▶ Required work:
Return all the data verbatim but without images.
Start of Block
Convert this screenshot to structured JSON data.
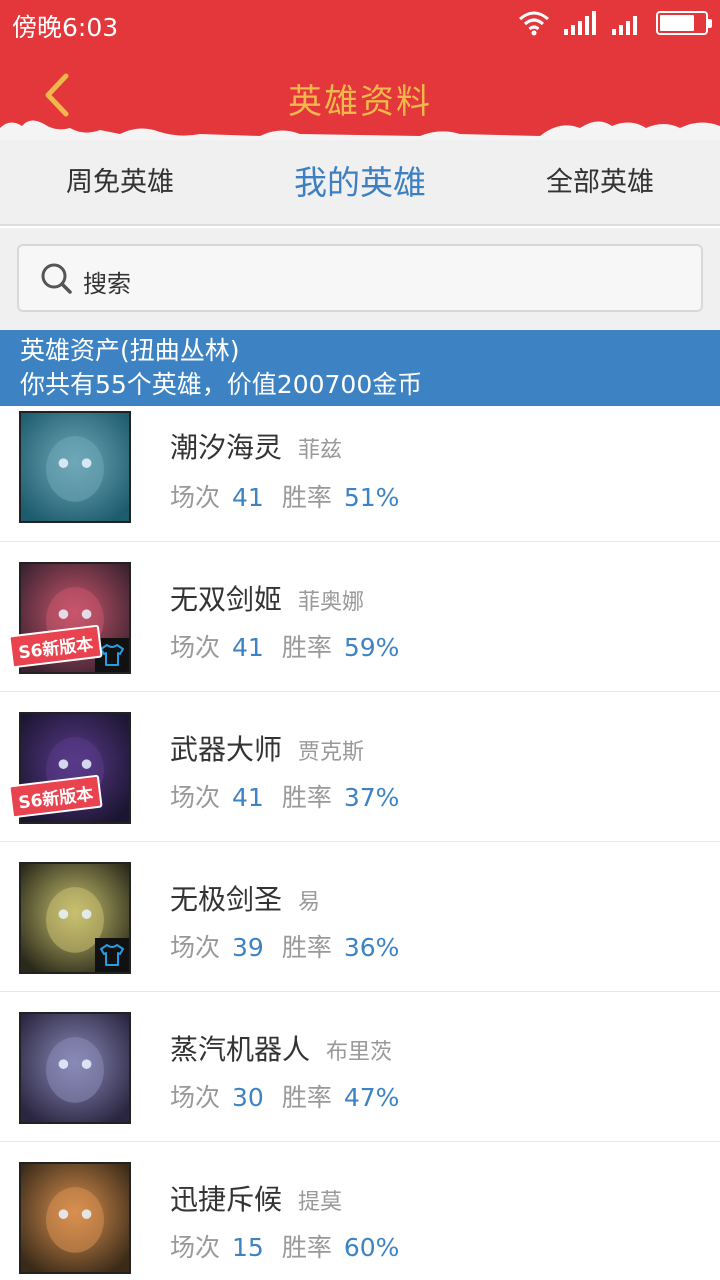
{
  "status_bar": {
    "time": "傍晚6:03"
  },
  "header": {
    "title": "英雄资料"
  },
  "tabs": [
    {
      "label": "周免英雄",
      "active": false
    },
    {
      "label": "我的英雄",
      "active": true
    },
    {
      "label": "全部英雄",
      "active": false
    }
  ],
  "search": {
    "placeholder": "搜索"
  },
  "banner": {
    "line1": "英雄资产(扭曲丛林)",
    "line2": "你共有55个英雄，价值200700金币"
  },
  "stat_labels": {
    "games": "场次",
    "winrate": "胜率"
  },
  "s6_badge": "S6新版本",
  "heroes": [
    {
      "name": "潮汐海灵",
      "title": "菲兹",
      "games": "41",
      "winrate": "51%",
      "skin": false,
      "s6": false,
      "icon": "fizz-portrait",
      "colors": [
        "#1d5c6e",
        "#6fa8b8"
      ]
    },
    {
      "name": "无双剑姬",
      "title": "菲奥娜",
      "games": "41",
      "winrate": "59%",
      "skin": true,
      "s6": true,
      "icon": "fiora-portrait",
      "colors": [
        "#3a2230",
        "#c8566c"
      ]
    },
    {
      "name": "武器大师",
      "title": "贾克斯",
      "games": "41",
      "winrate": "37%",
      "skin": false,
      "s6": true,
      "icon": "jax-portrait",
      "colors": [
        "#1a1530",
        "#5a3a8a"
      ]
    },
    {
      "name": "无极剑圣",
      "title": "易",
      "games": "39",
      "winrate": "36%",
      "skin": true,
      "s6": false,
      "icon": "masteryi-portrait",
      "colors": [
        "#2a2a1a",
        "#c8c070"
      ]
    },
    {
      "name": "蒸汽机器人",
      "title": "布里茨",
      "games": "30",
      "winrate": "47%",
      "skin": false,
      "s6": false,
      "icon": "blitzcrank-portrait",
      "colors": [
        "#2a2540",
        "#8a8ab8"
      ]
    },
    {
      "name": "迅捷斥候",
      "title": "提莫",
      "games": "15",
      "winrate": "60%",
      "skin": false,
      "s6": false,
      "icon": "teemo-portrait",
      "colors": [
        "#3a2a18",
        "#d89050"
      ]
    }
  ]
}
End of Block
▶ Written solution:
Convert this screenshot to structured JSON data.
{
  "status_bar": {
    "time": "傍晚6:03"
  },
  "header": {
    "title": "英雄资料"
  },
  "tabs": [
    {
      "label": "周免英雄",
      "active": false
    },
    {
      "label": "我的英雄",
      "active": true
    },
    {
      "label": "全部英雄",
      "active": false
    }
  ],
  "search": {
    "placeholder": "搜索"
  },
  "banner": {
    "line1": "英雄资产(扭曲丛林)",
    "line2": "你共有55个英雄，价值200700金币"
  },
  "stat_labels": {
    "games": "场次",
    "winrate": "胜率"
  },
  "s6_badge": "S6新版本",
  "heroes": [
    {
      "name": "潮汐海灵",
      "title": "菲兹",
      "games": "41",
      "winrate": "51%",
      "skin": false,
      "s6": false,
      "icon": "fizz-portrait",
      "colors": [
        "#1d5c6e",
        "#6fa8b8"
      ]
    },
    {
      "name": "无双剑姬",
      "title": "菲奥娜",
      "games": "41",
      "winrate": "59%",
      "skin": true,
      "s6": true,
      "icon": "fiora-portrait",
      "colors": [
        "#3a2230",
        "#c8566c"
      ]
    },
    {
      "name": "武器大师",
      "title": "贾克斯",
      "games": "41",
      "winrate": "37%",
      "skin": false,
      "s6": true,
      "icon": "jax-portrait",
      "colors": [
        "#1a1530",
        "#5a3a8a"
      ]
    },
    {
      "name": "无极剑圣",
      "title": "易",
      "games": "39",
      "winrate": "36%",
      "skin": true,
      "s6": false,
      "icon": "masteryi-portrait",
      "colors": [
        "#2a2a1a",
        "#c8c070"
      ]
    },
    {
      "name": "蒸汽机器人",
      "title": "布里茨",
      "games": "30",
      "winrate": "47%",
      "skin": false,
      "s6": false,
      "icon": "blitzcrank-portrait",
      "colors": [
        "#2a2540",
        "#8a8ab8"
      ]
    },
    {
      "name": "迅捷斥候",
      "title": "提莫",
      "games": "15",
      "winrate": "60%",
      "skin": false,
      "s6": false,
      "icon": "teemo-portrait",
      "colors": [
        "#3a2a18",
        "#d89050"
      ]
    }
  ]
}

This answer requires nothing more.